British Columbia

Vancouver staff recommend raising the rents in affordable housing pilot program

The City of Vancouver wants to increase the rates for moderate income rental housing as part of a strategy to build more affordable homes, but a former city councillor says the initiative is just a way for developers to make more money.

Staff report says current rates under the program aren't viable and are stalling projects

A picture of the skyline in downtown Vancouver, featuring dozens of glass condos.
A report from staff at the City of Vancouver says rents need to be increased in a program to create more affordable housing. (Ben Nelms/CBC)
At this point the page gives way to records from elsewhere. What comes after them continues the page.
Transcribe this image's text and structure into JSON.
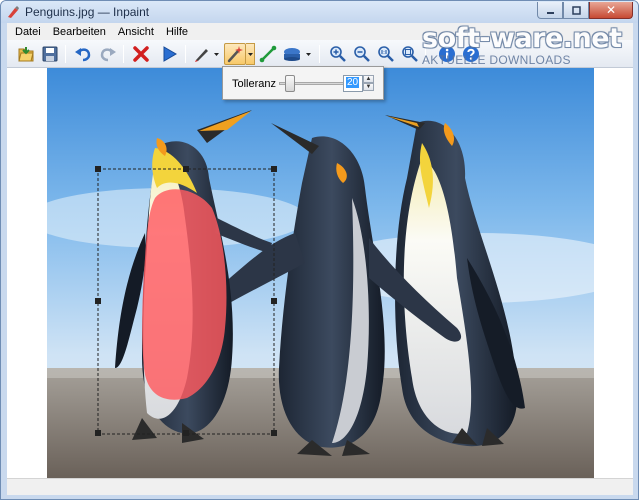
{
  "window": {
    "title": "Penguins.jpg — Inpaint",
    "close_label": "✕"
  },
  "menu": [
    "Datei",
    "Bearbeiten",
    "Ansicht",
    "Hilfe"
  ],
  "toolbar": {
    "icons": [
      "open-icon",
      "save-icon",
      "undo-icon",
      "redo-icon",
      "erase-icon",
      "run-icon",
      "marker-icon",
      "magic-wand-icon",
      "line-icon",
      "stamp-icon",
      "zoom-in-icon",
      "zoom-out-icon",
      "zoom-actual-icon",
      "zoom-fit-icon",
      "info-icon",
      "help-icon"
    ],
    "active_tool": "magic-wand-icon"
  },
  "tolerance_popup": {
    "label": "Tolleranz",
    "value": "20",
    "level_fraction": 0.1
  },
  "watermark": {
    "main": "soft-ware.net",
    "sub": "AKTUELLE DOWNLOADS"
  },
  "colors": {
    "accent": "#f8c969",
    "selection_overlay": "#ff5a5f",
    "window_frame": "#c9d9ee"
  }
}
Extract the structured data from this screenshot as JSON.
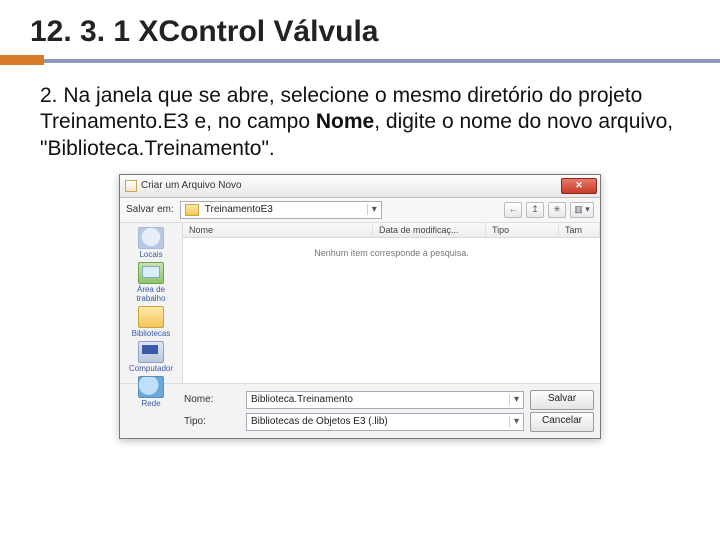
{
  "title": "12. 3. 1 XControl Válvula",
  "body": {
    "prefix": "2. Na janela que se abre, selecione o mesmo diretório do projeto Treinamento.E3 e, no campo ",
    "bold": "Nome",
    "suffix": ", digite o nome do novo arquivo, \"Biblioteca.Treinamento\"."
  },
  "dialog": {
    "title": "Criar um Arquivo Novo",
    "save_in_label": "Salvar em:",
    "save_in_value": "TreinamentoE3",
    "nav": {
      "back": "←",
      "up": "↥",
      "new": "✳",
      "views": "▥ ▾"
    },
    "places": [
      {
        "label": "Locais"
      },
      {
        "label": "Área de trabalho"
      },
      {
        "label": "Bibliotecas"
      },
      {
        "label": "Computador"
      },
      {
        "label": "Rede"
      }
    ],
    "columns": {
      "name": "Nome",
      "date": "Data de modificaç...",
      "type": "Tipo",
      "size": "Tam"
    },
    "empty_text": "Nenhum item corresponde à pesquisa.",
    "name_label": "Nome:",
    "name_value": "Biblioteca.Treinamento",
    "type_label": "Tipo:",
    "type_value": "Bibliotecas de Objetos E3 (.lib)",
    "save_btn": "Salvar",
    "cancel_btn": "Cancelar"
  }
}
Vancouver city staff are proposing an increase in the rates for moderate income rental housing as part of a strategy to build more affordable homes, but a former city councillor says the initiative is just a way for developers to make more money.

City councillors are scheduled to discuss the staff report at the Standing Committee on Policy and Strategic Priorities on Wednesday morning. 

It recommends that council approve an amendment to the Moderate Income Rental Housing Pilot Program to increase the rent to 20 per cent below the Canada Mortgage Housing Corporation's average rent for Vancouver. 

The program started in 2017 as an incentive for developers to build more affordable rental housing. In exchange for setting 20 per cent of the units at below market rates, the city granted them more density or waived development fees. 

Rents were set at 30 per cent of the incomes of target households: renters who can't afford market rentals but make too much money to qualify for social housing, defined as households with incomes between $30,000 and $80,000.

Under the new rates tied to current average rents, the rents would be:

  • Studio: $1,135 (currently $950);
  • One bedroom: $1,303 (currently $1,200);
  • Two bedroom: $1,818 (currently $1,600);
  • Three bedroom: $2,447 (currently $2,000).

The proposed amendments would also allow rents to increase between tenants. The report says the pilot program didn't include the ability to account for market conditions such as inflation or rising operating costs, making the projects unviable over time. 

The conditions made it difficult for developers to secure financing, the report says, with 60 initial inquiries whittled down to only 16 approved projects seven years ago.

For Rent sign at 100 per cent occupied outside a property in Vancouver's West End.
The program was designed to incentivize developers to build more below-market rental housing. (David Horemans/CBC)

Of those, the report says, none have been completed. Nine are under construction, three have received rezoning approval and four are still waiting for rezoning approval. 

"After nearly seven years of implementing the pilot, there is a need to adjust the policy to ensure these projects move forward from application to construction and occupancy," the report says. 

"It is also important that the projects are set up to operate successfully over the anticipated life of the buildings."

'There are other tools in the city's toolbox'

OneCity Coun. Christine Boyle said the city needs more affordable housing, and the idea of increasing rents as part of the program makes her nervous. 

Boyle said she would rather the city consider other tools to make the projects more viable for developers, like increasing density or waiving other fees. 

"A rental home that doesn't get built is of no use to anyone," Boyle told CBC News.

"But there are other tools in the city's toolbox that we should be prioritizing and exploring before what's being proposed." 

Vancouver city councillors Christine Boyle is pictured during a meeting at city hall in Vancouver, British Columbia on Wednesday, July 24, 2019.
Coun. Christine Boyle says the city should explore other options to make the program more viable instead of increasing rents. (Ben Nelms/CBC)

Former COPE councillor Jean Swanson said developers are already generously compensated through the program.

"It's not just that the developer is doing this out of the kindness of their heart. They're getting a lot of benefits out of it," Swanson told CBC News. 

"In exchange for those benefits, they need to keep the level of affordability."

More money from senior government needed: Boyle

Boyle says the problem "points to the challenge of cities trying to get more affordable housing out of the market."

"The market isn't producing the deeply affordable housing that we need," Boyle said, calling on senior levels of government to step up and commit more money for housing.

The report says the 2017 rates are now nearly 50 per cent below market rates. 

"These rents do not reflect the original intent of the program, which was to serve moderate income renters through private sector delivery with no ongoing subsidies," the report says. 

"This raises concerns that some of these projects may not proceed through to occupancy." 


Maryse Zeidler


Maryse Zeidler is a reporter for CBC News in Vancouver, covering news from across British Columbia. You can reach her at